◆ REQUIREMENT
From the first record below to the last, retype each one exactly.

◆ RECORDS FOR THE EXERCISE
● ● ● ●
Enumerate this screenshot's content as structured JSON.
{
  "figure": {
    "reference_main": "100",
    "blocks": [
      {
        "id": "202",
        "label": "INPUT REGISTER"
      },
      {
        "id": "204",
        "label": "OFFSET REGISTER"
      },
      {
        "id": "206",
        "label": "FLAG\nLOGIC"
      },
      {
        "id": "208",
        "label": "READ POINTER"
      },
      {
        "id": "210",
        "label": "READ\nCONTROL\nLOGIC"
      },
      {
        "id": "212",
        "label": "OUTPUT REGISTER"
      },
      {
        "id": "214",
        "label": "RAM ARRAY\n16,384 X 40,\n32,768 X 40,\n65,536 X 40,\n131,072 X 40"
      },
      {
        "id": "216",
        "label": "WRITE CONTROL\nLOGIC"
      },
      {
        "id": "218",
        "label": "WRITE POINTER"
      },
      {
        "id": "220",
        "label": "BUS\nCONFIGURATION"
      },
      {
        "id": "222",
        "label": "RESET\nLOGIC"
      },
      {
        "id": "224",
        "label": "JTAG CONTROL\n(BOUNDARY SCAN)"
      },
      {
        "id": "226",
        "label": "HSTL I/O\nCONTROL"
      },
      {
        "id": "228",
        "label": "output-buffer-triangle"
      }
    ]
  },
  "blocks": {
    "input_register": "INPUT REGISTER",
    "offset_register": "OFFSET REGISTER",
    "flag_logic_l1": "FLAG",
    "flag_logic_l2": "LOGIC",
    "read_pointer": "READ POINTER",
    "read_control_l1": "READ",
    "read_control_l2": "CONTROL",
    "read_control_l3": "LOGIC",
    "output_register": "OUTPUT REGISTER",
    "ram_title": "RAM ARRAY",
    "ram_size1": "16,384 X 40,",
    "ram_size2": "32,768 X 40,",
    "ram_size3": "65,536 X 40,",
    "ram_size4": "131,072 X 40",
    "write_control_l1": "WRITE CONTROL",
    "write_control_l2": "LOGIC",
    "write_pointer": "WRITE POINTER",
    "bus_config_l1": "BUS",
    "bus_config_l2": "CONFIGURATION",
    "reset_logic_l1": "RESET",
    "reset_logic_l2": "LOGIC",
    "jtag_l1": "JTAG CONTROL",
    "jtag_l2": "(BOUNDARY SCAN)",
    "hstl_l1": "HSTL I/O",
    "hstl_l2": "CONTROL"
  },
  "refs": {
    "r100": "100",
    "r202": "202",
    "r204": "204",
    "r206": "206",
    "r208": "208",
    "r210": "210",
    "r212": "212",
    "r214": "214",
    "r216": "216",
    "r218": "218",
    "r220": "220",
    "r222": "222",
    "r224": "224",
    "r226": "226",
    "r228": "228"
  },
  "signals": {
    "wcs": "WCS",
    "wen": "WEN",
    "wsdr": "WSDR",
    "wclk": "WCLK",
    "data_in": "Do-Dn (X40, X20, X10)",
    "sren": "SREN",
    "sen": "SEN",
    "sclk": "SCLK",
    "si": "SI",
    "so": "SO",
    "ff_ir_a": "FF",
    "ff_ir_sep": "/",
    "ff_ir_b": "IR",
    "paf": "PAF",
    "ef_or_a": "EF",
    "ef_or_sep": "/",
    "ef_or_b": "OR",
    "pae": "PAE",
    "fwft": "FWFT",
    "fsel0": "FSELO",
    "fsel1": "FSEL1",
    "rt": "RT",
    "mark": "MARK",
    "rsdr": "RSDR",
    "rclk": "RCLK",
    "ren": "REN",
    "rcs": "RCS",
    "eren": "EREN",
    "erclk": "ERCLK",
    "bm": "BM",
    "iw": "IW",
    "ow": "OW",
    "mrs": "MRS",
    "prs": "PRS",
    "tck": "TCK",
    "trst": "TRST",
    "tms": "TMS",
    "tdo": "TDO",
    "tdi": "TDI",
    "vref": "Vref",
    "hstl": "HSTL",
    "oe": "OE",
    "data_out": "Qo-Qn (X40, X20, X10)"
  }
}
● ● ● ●
◆ SOLUTION FOR THIS EXERCISE
Enumerate this screenshot's content as structured JSON.
{
  "figure": {
    "reference_main": "100",
    "blocks": [
      {
        "id": "202",
        "label": "INPUT REGISTER"
      },
      {
        "id": "204",
        "label": "OFFSET REGISTER"
      },
      {
        "id": "206",
        "label": "FLAG\nLOGIC"
      },
      {
        "id": "208",
        "label": "READ POINTER"
      },
      {
        "id": "210",
        "label": "READ\nCONTROL\nLOGIC"
      },
      {
        "id": "212",
        "label": "OUTPUT REGISTER"
      },
      {
        "id": "214",
        "label": "RAM ARRAY\n16,384 X 40,\n32,768 X 40,\n65,536 X 40,\n131,072 X 40"
      },
      {
        "id": "216",
        "label": "WRITE CONTROL\nLOGIC"
      },
      {
        "id": "218",
        "label": "WRITE POINTER"
      },
      {
        "id": "220",
        "label": "BUS\nCONFIGURATION"
      },
      {
        "id": "222",
        "label": "RESET\nLOGIC"
      },
      {
        "id": "224",
        "label": "JTAG CONTROL\n(BOUNDARY SCAN)"
      },
      {
        "id": "226",
        "label": "HSTL I/O\nCONTROL"
      },
      {
        "id": "228",
        "label": "output-buffer-triangle"
      }
    ]
  },
  "blocks": {
    "input_register": "INPUT REGISTER",
    "offset_register": "OFFSET REGISTER",
    "flag_logic_l1": "FLAG",
    "flag_logic_l2": "LOGIC",
    "read_pointer": "READ POINTER",
    "read_control_l1": "READ",
    "read_control_l2": "CONTROL",
    "read_control_l3": "LOGIC",
    "output_register": "OUTPUT REGISTER",
    "ram_title": "RAM ARRAY",
    "ram_size1": "16,384 X 40,",
    "ram_size2": "32,768 X 40,",
    "ram_size3": "65,536 X 40,",
    "ram_size4": "131,072 X 40",
    "write_control_l1": "WRITE CONTROL",
    "write_control_l2": "LOGIC",
    "write_pointer": "WRITE POINTER",
    "bus_config_l1": "BUS",
    "bus_config_l2": "CONFIGURATION",
    "reset_logic_l1": "RESET",
    "reset_logic_l2": "LOGIC",
    "jtag_l1": "JTAG CONTROL",
    "jtag_l2": "(BOUNDARY SCAN)",
    "hstl_l1": "HSTL I/O",
    "hstl_l2": "CONTROL"
  },
  "refs": {
    "r100": "100",
    "r202": "202",
    "r204": "204",
    "r206": "206",
    "r208": "208",
    "r210": "210",
    "r212": "212",
    "r214": "214",
    "r216": "216",
    "r218": "218",
    "r220": "220",
    "r222": "222",
    "r224": "224",
    "r226": "226",
    "r228": "228"
  },
  "signals": {
    "wcs": "WCS",
    "wen": "WEN",
    "wsdr": "WSDR",
    "wclk": "WCLK",
    "data_in": "Do-Dn (X40, X20, X10)",
    "sren": "SREN",
    "sen": "SEN",
    "sclk": "SCLK",
    "si": "SI",
    "so": "SO",
    "ff_ir_a": "FF",
    "ff_ir_sep": "/",
    "ff_ir_b": "IR",
    "paf": "PAF",
    "ef_or_a": "EF",
    "ef_or_sep": "/",
    "ef_or_b": "OR",
    "pae": "PAE",
    "fwft": "FWFT",
    "fsel0": "FSELO",
    "fsel1": "FSEL1",
    "rt": "RT",
    "mark": "MARK",
    "rsdr": "RSDR",
    "rclk": "RCLK",
    "ren": "REN",
    "rcs": "RCS",
    "eren": "EREN",
    "erclk": "ERCLK",
    "bm": "BM",
    "iw": "IW",
    "ow": "OW",
    "mrs": "MRS",
    "prs": "PRS",
    "tck": "TCK",
    "trst": "TRST",
    "tms": "TMS",
    "tdo": "TDO",
    "tdi": "TDI",
    "vref": "Vref",
    "hstl": "HSTL",
    "oe": "OE",
    "data_out": "Qo-Qn (X40, X20, X10)"
  }
}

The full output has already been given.